━━ INFORMATION ━━

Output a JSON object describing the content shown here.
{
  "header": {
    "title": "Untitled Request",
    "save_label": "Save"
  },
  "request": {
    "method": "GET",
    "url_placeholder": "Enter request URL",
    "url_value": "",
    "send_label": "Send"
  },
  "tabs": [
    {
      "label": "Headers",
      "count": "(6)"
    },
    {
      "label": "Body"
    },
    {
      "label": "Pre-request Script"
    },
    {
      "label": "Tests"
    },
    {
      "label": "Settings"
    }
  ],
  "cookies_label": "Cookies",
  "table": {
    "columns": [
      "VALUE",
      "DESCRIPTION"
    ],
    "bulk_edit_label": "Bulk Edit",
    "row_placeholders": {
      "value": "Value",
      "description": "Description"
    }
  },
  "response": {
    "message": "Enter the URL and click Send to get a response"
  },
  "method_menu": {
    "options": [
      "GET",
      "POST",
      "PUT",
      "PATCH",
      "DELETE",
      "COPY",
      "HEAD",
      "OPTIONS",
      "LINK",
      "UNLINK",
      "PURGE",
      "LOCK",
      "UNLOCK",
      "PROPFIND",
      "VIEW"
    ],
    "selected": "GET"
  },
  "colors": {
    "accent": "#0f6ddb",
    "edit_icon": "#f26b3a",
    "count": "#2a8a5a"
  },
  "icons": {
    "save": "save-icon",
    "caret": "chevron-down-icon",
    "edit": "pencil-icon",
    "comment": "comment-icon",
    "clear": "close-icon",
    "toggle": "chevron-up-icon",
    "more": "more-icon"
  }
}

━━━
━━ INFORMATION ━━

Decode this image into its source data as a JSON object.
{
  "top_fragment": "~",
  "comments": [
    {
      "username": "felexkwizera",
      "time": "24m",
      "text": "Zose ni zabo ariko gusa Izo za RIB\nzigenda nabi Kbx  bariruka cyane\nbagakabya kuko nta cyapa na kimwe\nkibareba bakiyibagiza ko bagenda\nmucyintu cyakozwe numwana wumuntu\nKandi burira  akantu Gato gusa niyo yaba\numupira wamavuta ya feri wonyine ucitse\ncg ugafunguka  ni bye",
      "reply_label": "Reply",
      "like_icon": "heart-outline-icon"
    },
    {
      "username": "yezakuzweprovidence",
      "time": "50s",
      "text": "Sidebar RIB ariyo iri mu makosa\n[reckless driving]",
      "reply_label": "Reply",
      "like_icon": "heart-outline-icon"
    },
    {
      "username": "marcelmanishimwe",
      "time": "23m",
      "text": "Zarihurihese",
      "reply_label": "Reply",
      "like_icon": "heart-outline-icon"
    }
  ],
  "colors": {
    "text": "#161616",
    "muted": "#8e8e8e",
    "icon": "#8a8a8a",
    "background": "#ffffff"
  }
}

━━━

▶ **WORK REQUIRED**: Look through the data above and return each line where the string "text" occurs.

▶ **REPLY TO THE EXERCISE**:
      "text": "Zose ni zabo ariko gusa Izo za RIB\nzigenda nabi Kbx  bariruka cyane\nbagakabya kuko nta cyapa na kimwe\nkibareba bakiyibagiza ko bagenda\nmucyintu cyakozwe numwana wumuntu\nKandi burira  akantu Gato gusa niyo yaba\numupira wamavuta ya feri wonyine ucitse\ncg ugafunguka  ni bye",
      "text": "Sidebar RIB ariyo iri mu makosa\n[reckless driving]",
      "text": "Zarihurihese",
    "text": "#161616",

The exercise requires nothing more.